— INPUT RECORDS —
.....

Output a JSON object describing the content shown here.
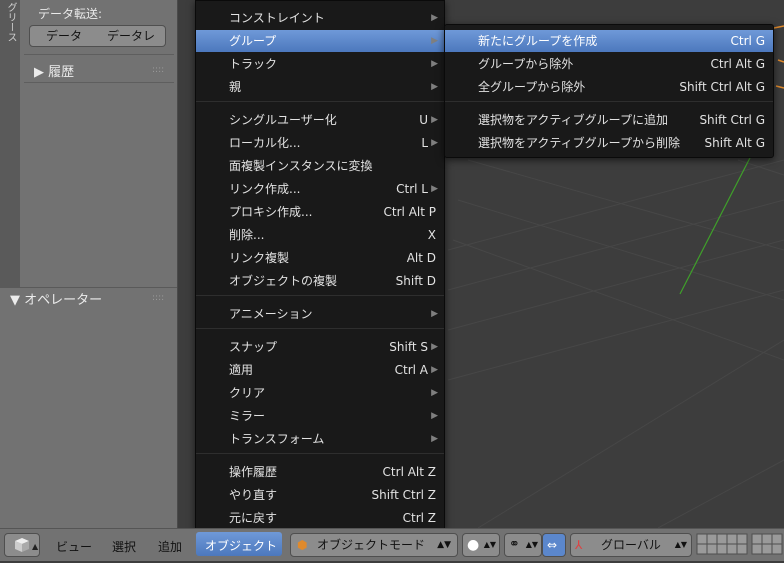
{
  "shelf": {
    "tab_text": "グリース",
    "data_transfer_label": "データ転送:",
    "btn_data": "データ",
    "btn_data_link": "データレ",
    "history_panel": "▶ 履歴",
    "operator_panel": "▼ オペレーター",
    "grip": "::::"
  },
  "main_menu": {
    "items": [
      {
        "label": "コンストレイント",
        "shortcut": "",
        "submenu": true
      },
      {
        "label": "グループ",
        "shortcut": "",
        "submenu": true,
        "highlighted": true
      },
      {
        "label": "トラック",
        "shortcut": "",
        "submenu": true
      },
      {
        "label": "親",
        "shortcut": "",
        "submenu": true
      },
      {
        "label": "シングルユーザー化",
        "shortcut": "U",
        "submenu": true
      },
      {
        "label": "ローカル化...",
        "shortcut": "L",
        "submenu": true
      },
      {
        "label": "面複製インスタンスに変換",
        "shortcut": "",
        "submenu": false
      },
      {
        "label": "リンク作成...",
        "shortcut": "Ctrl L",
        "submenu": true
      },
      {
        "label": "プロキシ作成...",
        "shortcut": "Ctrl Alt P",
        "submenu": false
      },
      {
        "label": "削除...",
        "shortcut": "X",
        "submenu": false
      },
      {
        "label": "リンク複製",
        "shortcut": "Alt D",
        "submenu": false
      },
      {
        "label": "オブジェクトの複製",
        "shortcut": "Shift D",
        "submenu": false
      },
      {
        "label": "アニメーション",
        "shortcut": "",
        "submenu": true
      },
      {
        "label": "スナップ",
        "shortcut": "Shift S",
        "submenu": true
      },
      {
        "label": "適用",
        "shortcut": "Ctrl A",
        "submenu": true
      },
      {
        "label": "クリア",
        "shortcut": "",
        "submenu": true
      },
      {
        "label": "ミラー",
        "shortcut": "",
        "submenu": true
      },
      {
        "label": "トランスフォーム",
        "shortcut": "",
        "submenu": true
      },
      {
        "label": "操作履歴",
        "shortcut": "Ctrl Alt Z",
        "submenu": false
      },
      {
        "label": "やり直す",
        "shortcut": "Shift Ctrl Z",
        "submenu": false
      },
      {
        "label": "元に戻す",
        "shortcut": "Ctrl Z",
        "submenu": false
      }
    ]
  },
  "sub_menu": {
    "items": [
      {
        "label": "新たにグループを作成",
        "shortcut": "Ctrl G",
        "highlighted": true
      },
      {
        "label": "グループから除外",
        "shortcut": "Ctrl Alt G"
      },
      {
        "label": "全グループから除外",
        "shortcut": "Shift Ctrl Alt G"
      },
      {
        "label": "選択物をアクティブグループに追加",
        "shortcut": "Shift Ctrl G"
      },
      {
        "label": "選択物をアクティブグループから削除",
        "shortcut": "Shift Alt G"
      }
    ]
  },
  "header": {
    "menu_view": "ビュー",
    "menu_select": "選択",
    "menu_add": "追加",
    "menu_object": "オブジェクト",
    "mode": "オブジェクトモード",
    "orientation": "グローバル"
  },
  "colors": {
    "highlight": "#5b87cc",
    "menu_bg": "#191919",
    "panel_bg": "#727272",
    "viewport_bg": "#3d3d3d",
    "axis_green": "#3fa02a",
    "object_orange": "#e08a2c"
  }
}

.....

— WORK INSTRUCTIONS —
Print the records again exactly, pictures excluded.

— WORKED SOLUTION —
Output a JSON object describing the content shown here.
{
  "shelf": {
    "tab_text": "グリース",
    "data_transfer_label": "データ転送:",
    "btn_data": "データ",
    "btn_data_link": "データレ",
    "history_panel": "▶ 履歴",
    "operator_panel": "▼ オペレーター",
    "grip": "::::"
  },
  "main_menu": {
    "items": [
      {
        "label": "コンストレイント",
        "shortcut": "",
        "submenu": true
      },
      {
        "label": "グループ",
        "shortcut": "",
        "submenu": true,
        "highlighted": true
      },
      {
        "label": "トラック",
        "shortcut": "",
        "submenu": true
      },
      {
        "label": "親",
        "shortcut": "",
        "submenu": true
      },
      {
        "label": "シングルユーザー化",
        "shortcut": "U",
        "submenu": true
      },
      {
        "label": "ローカル化...",
        "shortcut": "L",
        "submenu": true
      },
      {
        "label": "面複製インスタンスに変換",
        "shortcut": "",
        "submenu": false
      },
      {
        "label": "リンク作成...",
        "shortcut": "Ctrl L",
        "submenu": true
      },
      {
        "label": "プロキシ作成...",
        "shortcut": "Ctrl Alt P",
        "submenu": false
      },
      {
        "label": "削除...",
        "shortcut": "X",
        "submenu": false
      },
      {
        "label": "リンク複製",
        "shortcut": "Alt D",
        "submenu": false
      },
      {
        "label": "オブジェクトの複製",
        "shortcut": "Shift D",
        "submenu": false
      },
      {
        "label": "アニメーション",
        "shortcut": "",
        "submenu": true
      },
      {
        "label": "スナップ",
        "shortcut": "Shift S",
        "submenu": true
      },
      {
        "label": "適用",
        "shortcut": "Ctrl A",
        "submenu": true
      },
      {
        "label": "クリア",
        "shortcut": "",
        "submenu": true
      },
      {
        "label": "ミラー",
        "shortcut": "",
        "submenu": true
      },
      {
        "label": "トランスフォーム",
        "shortcut": "",
        "submenu": true
      },
      {
        "label": "操作履歴",
        "shortcut": "Ctrl Alt Z",
        "submenu": false
      },
      {
        "label": "やり直す",
        "shortcut": "Shift Ctrl Z",
        "submenu": false
      },
      {
        "label": "元に戻す",
        "shortcut": "Ctrl Z",
        "submenu": false
      }
    ]
  },
  "sub_menu": {
    "items": [
      {
        "label": "新たにグループを作成",
        "shortcut": "Ctrl G",
        "highlighted": true
      },
      {
        "label": "グループから除外",
        "shortcut": "Ctrl Alt G"
      },
      {
        "label": "全グループから除外",
        "shortcut": "Shift Ctrl Alt G"
      },
      {
        "label": "選択物をアクティブグループに追加",
        "shortcut": "Shift Ctrl G"
      },
      {
        "label": "選択物をアクティブグループから削除",
        "shortcut": "Shift Alt G"
      }
    ]
  },
  "header": {
    "menu_view": "ビュー",
    "menu_select": "選択",
    "menu_add": "追加",
    "menu_object": "オブジェクト",
    "mode": "オブジェクトモード",
    "orientation": "グローバル"
  },
  "colors": {
    "highlight": "#5b87cc",
    "menu_bg": "#191919",
    "panel_bg": "#727272",
    "viewport_bg": "#3d3d3d",
    "axis_green": "#3fa02a",
    "object_orange": "#e08a2c"
  }
}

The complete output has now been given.